“We are enforcing a closed season for the Davao gulf from June to August of this year, to allow for the small pelagic species like the galunggong [roundscad], hasa hasa and sardines,” BFAR national director Asis G. Perez told reporters on Monday.
An attached agency of the Department of Agriculture, the BFAR is still studying the case of Palawan, reports BusinessMirror.
But for next year, a similar temporary ban on fishing will be declared also in the area, according to Perez.
A pelagic zone refers to an area in a sea or lake that is neither close to the bottom nor near the shore, which hosts important commercial fish species.
The sardine closed-season bid in Zamboanga peninsula has significantly increased sardine catch since its implementation three years ago, Perez said.
He added that for the last three years, his office has been receiving reports of an increased volume in sardine production.
Perez based this on testimonies gathered by his staff from fisherfolks, as well as sardine operators.
“The measure will also protect the tuna population because tuna feeds on small pelagic [species],” Perez explained, noting the decline in tuna production in the Davao gulf in the past three years. However, when asked to comment on the 3.25 per cent contraction in the fisheries subsector in the first quarter of 2014, Perez pointed to Supertyphoon Yolanda.
The storm wrecked havoc last year, destroying thousands of fishing boats and gears, hence, the reduction in fisheries output, the BFAR chief explained.

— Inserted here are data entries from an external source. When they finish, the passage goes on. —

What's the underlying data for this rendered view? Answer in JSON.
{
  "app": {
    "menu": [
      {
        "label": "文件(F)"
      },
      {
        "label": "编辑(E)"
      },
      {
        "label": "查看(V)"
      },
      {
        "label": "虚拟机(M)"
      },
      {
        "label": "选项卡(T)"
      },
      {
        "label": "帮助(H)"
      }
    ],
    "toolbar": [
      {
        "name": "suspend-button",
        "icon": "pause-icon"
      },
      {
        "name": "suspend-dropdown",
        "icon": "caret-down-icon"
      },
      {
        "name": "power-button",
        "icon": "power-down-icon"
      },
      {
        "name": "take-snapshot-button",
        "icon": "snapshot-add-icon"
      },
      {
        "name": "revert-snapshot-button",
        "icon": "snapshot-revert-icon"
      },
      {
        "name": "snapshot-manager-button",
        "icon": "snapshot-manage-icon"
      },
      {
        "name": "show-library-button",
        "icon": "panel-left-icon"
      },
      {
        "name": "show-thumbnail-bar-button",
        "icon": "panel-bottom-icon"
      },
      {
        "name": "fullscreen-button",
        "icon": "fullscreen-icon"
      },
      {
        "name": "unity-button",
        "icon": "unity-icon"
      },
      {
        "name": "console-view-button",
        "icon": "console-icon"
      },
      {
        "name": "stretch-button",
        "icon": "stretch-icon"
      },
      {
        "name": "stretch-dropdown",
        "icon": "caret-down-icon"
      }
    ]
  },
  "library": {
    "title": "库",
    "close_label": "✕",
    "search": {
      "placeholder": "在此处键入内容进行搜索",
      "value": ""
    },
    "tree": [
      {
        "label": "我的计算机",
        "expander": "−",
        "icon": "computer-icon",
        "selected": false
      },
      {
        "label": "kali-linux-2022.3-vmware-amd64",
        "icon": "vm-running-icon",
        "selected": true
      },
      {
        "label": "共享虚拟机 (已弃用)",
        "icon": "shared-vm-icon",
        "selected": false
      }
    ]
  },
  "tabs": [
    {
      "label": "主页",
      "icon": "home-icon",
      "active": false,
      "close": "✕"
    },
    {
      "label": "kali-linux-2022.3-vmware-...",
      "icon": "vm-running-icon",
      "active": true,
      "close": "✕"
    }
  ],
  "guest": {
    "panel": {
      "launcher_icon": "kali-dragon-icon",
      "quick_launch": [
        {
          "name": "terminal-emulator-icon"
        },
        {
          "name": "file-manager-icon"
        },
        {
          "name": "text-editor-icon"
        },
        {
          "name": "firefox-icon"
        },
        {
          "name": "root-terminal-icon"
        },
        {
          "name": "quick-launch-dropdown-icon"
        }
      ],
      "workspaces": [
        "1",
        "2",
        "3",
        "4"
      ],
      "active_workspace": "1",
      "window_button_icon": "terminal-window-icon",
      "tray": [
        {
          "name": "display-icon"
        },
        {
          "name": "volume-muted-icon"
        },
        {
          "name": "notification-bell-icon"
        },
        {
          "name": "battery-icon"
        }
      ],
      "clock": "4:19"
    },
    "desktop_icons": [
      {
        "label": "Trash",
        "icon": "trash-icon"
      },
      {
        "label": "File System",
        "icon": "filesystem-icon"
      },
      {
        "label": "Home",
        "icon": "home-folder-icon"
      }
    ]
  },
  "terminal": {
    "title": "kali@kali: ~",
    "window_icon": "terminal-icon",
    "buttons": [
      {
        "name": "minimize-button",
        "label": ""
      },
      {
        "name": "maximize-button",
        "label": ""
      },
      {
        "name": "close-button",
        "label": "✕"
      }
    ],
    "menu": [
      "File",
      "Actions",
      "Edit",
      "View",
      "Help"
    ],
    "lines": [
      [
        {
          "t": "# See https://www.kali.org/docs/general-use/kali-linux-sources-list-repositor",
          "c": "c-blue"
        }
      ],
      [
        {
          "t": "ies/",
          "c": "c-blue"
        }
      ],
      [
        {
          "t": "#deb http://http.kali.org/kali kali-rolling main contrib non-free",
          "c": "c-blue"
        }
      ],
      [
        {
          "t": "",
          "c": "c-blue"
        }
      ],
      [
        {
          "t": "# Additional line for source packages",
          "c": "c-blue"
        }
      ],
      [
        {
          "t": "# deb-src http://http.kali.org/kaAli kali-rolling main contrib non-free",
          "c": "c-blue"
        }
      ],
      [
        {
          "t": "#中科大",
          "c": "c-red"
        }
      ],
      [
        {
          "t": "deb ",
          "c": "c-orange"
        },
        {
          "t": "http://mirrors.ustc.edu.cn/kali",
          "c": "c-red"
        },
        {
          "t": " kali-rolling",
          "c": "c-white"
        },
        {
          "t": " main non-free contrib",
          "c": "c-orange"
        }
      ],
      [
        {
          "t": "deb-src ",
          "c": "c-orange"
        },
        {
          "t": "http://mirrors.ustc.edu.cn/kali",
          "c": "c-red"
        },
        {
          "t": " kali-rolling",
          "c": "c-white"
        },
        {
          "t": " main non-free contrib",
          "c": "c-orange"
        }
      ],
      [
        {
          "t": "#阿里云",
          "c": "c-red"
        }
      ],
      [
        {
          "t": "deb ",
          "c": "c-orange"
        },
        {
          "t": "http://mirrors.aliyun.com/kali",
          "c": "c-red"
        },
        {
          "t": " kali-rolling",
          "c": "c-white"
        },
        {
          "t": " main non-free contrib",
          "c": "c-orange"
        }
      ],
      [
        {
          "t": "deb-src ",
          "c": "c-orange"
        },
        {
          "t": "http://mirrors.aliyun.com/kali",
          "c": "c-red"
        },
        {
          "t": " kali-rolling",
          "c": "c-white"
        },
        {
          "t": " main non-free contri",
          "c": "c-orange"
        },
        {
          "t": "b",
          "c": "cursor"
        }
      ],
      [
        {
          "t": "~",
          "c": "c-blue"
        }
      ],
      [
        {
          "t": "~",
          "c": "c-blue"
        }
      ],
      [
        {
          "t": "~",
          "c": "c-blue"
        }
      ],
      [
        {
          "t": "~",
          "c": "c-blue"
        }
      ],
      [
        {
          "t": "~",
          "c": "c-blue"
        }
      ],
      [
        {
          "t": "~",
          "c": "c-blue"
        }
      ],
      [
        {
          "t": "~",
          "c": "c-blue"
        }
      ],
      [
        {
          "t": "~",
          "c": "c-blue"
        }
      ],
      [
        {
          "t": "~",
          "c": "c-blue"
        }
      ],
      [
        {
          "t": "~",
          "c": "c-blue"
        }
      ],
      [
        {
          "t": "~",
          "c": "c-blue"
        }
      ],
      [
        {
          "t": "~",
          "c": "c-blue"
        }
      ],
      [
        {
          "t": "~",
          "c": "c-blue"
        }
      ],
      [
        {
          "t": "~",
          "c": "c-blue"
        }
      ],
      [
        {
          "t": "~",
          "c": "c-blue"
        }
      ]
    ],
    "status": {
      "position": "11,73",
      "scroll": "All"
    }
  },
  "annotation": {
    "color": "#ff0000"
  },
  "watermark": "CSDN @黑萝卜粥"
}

With 74 per cent of the coastal towns and cities in the Central Philippines affected, reduced production was noted among all species, except the skipjack, based on the first quarter agricultural report by the Bureau of Agricultural Statistics. BFAR estimates Yolanda’s damage to the fisheries sector at almost P2 billion.
“We are still lucky that the contraction is not that big despite 26 percent of our total production areas affected by Yolanda,” Perez said.
TheFishSite News Desk